## Task to carry out:
Please find every line in the entries below that contains the string "title", and copy it.

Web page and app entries
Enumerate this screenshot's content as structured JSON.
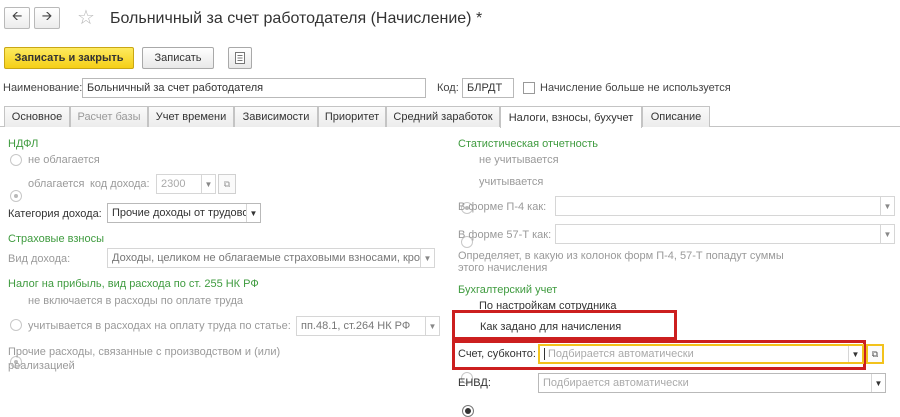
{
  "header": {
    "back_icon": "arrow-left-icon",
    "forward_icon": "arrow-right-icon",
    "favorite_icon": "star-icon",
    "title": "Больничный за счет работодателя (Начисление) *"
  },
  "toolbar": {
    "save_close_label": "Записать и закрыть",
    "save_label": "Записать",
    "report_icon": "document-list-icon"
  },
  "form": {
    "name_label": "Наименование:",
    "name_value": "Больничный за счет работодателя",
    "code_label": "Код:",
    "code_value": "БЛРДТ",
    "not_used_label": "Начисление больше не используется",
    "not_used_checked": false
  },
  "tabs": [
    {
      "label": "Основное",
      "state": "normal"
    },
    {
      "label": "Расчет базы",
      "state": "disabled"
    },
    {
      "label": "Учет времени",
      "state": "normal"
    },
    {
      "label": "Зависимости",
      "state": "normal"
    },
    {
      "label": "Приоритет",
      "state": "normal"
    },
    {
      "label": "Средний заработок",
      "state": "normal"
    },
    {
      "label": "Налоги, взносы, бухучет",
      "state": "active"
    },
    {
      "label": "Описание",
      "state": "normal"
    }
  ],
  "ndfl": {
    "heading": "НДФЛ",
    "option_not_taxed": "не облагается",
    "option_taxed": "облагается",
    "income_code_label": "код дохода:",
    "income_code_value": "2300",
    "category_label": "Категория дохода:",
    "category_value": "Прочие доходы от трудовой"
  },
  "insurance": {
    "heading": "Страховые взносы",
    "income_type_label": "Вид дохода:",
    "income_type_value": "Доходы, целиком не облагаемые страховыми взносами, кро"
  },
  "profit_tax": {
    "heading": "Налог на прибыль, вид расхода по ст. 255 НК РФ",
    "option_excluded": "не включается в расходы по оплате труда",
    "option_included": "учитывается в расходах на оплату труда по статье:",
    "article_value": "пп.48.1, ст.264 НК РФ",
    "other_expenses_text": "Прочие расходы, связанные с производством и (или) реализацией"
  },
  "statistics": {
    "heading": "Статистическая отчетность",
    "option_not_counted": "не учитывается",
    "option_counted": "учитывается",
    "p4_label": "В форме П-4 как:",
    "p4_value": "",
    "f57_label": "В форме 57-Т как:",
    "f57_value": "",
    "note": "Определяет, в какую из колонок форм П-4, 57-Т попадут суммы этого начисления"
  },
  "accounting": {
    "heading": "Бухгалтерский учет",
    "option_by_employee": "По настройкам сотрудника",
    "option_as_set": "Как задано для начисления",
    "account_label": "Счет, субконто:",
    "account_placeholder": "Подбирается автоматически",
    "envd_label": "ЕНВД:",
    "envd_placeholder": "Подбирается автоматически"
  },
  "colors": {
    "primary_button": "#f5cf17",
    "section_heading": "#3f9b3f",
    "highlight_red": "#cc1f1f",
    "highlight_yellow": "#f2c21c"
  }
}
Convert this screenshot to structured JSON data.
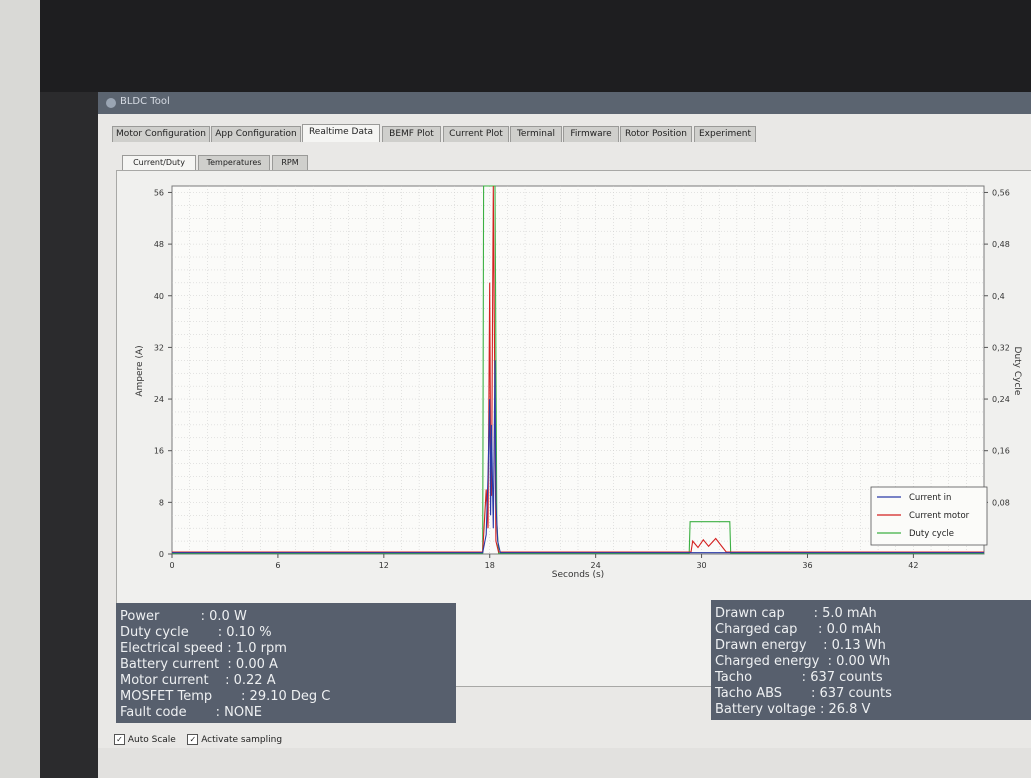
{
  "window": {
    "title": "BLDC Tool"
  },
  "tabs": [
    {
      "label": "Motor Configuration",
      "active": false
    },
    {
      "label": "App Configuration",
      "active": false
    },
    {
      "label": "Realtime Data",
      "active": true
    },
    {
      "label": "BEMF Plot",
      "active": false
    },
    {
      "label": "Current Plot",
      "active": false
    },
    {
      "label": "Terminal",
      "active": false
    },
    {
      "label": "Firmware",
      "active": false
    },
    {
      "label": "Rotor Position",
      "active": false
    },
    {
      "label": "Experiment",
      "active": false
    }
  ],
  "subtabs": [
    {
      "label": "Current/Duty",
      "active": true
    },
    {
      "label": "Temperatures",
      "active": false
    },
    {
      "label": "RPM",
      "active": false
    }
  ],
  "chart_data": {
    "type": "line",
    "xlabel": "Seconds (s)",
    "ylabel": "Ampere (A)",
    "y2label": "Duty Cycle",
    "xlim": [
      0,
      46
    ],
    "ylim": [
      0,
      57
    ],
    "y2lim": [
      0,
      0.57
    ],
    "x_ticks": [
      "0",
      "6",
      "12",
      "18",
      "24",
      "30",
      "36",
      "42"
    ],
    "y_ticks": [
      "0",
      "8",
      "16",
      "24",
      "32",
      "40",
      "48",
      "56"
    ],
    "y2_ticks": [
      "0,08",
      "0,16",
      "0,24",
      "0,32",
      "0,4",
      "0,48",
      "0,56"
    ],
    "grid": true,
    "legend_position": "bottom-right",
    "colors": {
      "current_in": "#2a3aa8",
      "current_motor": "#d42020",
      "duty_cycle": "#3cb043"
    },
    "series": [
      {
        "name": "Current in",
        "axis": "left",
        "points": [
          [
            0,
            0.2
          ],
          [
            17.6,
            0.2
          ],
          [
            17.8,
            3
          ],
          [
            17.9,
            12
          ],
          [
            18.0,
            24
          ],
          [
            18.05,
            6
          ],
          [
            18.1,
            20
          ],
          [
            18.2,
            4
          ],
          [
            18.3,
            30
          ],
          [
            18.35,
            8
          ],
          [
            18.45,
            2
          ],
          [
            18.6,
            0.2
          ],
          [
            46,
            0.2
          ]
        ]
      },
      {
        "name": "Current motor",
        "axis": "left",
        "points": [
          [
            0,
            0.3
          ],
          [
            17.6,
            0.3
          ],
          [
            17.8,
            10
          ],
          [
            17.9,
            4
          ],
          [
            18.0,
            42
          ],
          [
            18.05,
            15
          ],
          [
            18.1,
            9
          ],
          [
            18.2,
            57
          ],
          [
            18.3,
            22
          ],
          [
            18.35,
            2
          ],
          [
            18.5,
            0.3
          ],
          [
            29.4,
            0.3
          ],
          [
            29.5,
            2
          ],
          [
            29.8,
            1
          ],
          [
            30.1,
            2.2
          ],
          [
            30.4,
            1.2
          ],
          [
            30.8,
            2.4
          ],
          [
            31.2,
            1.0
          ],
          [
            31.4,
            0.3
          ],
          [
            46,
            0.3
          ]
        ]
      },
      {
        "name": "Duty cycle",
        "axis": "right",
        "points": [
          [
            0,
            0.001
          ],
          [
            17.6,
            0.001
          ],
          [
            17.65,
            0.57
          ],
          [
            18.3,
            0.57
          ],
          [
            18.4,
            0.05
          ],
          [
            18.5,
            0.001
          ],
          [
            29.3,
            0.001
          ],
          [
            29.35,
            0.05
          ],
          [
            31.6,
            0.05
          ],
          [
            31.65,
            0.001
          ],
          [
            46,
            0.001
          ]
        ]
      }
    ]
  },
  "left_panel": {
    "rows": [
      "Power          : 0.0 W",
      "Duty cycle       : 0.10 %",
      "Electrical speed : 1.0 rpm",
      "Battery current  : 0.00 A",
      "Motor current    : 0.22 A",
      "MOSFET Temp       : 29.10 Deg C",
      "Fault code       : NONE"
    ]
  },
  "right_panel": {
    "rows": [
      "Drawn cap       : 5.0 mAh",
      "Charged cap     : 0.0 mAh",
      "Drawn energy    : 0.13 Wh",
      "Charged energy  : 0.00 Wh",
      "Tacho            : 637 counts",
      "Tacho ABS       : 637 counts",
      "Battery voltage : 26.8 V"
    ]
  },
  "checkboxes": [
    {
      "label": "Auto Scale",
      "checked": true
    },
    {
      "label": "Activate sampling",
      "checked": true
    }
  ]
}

## Your response:
    "title": "Больничный за счет работодателя (Начисление) *"
    "title": "BLDC Tool"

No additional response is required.